One year back, we stopped offering tobacco products because it conflicted with our purpose of helping people on their path to better health, stated Troyen A. Brennan, M.D., M.P.H., Chief Medical Officer, CVS Health. Today, we are excited to release fresh data demonstrating the positive impact our decision has already established on public health overall as shown by a measurable decrease in the amount of cigarette purchases across all retailers. The scholarly study, carried out by the CVS Wellness Analysis Institute, evaluated cigarette pack buys at drug, food, big box, dollar, gas and convenience station retailers in the eight weeks after CVS/pharmacy stopped selling tobacco products.The study found yet another one % reduction in cigarette pack sales in states where CVS/pharmacy had a 15 % or greater share of the retail pharmacy market, compared to states with no CVS/pharmacy stores.Over the same eight-month period, the average smoker in these states purchased five fewer cigarette packs and, in total, 95 million fewer packs were sold around.In keeping with the conservation of assets theory, their results indicated that PTSS was accounted for by multiple chains of risk, many while it began with pre-deployment encounters that placed both feminine and male Veterans at risk for additional tension exposure.

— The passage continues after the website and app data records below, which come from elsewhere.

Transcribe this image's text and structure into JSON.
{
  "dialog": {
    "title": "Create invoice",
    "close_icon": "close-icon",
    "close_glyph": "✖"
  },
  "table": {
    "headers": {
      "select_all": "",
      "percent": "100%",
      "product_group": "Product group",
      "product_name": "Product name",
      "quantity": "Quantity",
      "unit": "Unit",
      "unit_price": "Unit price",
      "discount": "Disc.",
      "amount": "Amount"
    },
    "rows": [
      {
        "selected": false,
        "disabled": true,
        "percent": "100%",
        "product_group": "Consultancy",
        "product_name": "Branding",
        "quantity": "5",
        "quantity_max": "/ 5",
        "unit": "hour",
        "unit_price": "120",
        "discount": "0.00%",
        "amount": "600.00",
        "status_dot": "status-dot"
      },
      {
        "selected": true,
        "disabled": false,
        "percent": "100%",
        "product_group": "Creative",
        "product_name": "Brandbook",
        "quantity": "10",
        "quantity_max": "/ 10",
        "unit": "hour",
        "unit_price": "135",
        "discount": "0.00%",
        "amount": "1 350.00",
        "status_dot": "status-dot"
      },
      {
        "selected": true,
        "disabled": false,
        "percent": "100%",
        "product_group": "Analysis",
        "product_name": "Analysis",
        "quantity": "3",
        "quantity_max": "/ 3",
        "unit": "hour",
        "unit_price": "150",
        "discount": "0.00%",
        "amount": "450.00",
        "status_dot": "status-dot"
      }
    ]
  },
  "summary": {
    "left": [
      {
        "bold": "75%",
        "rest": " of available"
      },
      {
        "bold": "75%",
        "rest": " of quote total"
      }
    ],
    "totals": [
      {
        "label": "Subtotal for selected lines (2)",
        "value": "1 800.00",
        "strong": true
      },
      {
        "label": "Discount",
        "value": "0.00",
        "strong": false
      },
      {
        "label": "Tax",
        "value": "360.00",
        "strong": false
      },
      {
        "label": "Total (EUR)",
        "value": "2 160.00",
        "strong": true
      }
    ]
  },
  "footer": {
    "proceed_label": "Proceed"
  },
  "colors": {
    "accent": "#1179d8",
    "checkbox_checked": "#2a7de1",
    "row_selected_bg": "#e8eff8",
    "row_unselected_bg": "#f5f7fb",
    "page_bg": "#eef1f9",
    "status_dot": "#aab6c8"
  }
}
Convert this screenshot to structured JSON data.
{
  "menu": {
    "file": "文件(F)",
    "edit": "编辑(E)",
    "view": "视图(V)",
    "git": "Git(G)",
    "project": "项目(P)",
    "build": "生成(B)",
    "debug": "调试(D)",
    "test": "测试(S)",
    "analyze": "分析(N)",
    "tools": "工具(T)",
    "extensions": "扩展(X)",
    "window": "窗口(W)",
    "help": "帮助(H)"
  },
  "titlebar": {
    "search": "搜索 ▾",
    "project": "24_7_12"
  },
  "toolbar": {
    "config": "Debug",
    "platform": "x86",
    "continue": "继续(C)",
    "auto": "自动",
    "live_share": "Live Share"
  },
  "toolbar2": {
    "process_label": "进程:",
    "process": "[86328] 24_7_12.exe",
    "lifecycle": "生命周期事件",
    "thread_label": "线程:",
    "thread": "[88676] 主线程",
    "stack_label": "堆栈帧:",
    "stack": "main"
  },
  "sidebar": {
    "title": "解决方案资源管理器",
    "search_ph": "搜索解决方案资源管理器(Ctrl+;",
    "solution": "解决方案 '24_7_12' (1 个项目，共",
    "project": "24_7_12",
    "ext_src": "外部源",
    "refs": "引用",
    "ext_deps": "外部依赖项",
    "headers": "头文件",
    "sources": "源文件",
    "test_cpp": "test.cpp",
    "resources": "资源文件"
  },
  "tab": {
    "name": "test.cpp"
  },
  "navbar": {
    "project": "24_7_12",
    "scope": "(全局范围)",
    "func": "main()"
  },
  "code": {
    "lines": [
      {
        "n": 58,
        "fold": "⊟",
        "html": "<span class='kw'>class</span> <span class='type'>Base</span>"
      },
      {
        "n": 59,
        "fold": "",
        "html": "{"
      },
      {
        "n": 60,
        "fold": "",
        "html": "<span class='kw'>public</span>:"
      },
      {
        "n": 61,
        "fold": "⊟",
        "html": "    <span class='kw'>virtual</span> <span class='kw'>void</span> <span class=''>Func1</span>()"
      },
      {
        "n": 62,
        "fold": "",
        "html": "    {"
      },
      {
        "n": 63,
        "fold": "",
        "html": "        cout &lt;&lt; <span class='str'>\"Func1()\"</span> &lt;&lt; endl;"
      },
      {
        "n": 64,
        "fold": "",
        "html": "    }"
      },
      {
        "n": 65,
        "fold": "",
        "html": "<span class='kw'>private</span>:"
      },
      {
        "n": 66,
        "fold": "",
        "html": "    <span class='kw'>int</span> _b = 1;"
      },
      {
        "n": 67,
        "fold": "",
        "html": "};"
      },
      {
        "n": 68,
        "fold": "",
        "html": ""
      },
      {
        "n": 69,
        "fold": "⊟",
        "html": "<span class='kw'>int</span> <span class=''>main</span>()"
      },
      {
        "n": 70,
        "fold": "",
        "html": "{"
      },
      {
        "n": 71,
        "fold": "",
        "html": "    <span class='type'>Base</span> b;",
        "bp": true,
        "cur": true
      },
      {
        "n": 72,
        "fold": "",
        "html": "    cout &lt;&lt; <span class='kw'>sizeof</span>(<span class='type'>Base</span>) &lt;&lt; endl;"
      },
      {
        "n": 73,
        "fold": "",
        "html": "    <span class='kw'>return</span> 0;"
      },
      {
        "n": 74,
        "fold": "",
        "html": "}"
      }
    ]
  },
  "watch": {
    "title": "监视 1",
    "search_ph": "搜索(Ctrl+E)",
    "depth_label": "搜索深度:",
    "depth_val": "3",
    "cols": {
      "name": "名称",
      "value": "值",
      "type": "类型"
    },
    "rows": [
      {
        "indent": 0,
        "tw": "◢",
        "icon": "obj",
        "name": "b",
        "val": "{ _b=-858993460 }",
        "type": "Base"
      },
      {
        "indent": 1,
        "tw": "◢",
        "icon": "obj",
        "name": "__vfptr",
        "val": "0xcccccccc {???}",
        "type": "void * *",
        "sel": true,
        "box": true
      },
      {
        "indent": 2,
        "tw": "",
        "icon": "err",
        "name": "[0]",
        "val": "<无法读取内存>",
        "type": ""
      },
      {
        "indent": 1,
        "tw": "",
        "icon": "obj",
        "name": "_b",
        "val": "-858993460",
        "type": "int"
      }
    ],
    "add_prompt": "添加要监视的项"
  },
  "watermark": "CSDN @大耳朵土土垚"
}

In addition, the experts observed that family human relationships during deployment seemed to play a far more prominent part in explaining feminine veterans’ compared to man veterans’ post-deployment readjustment. ‘These results offer support for the generalizability of mechanisms of risk for PTSS across Veteran groupings, and suggest that there might be some essential pathways by which risk factors donate to PTSS that generalize across different Veteran populations,’ described lead writer Dawne Vogt, PhD, a co-employee professor of psychiatry at BUSM and researcher at the National Middle for Posttraumatic Tension Disorder in the VA Boston Health care Program.

Comments are closed.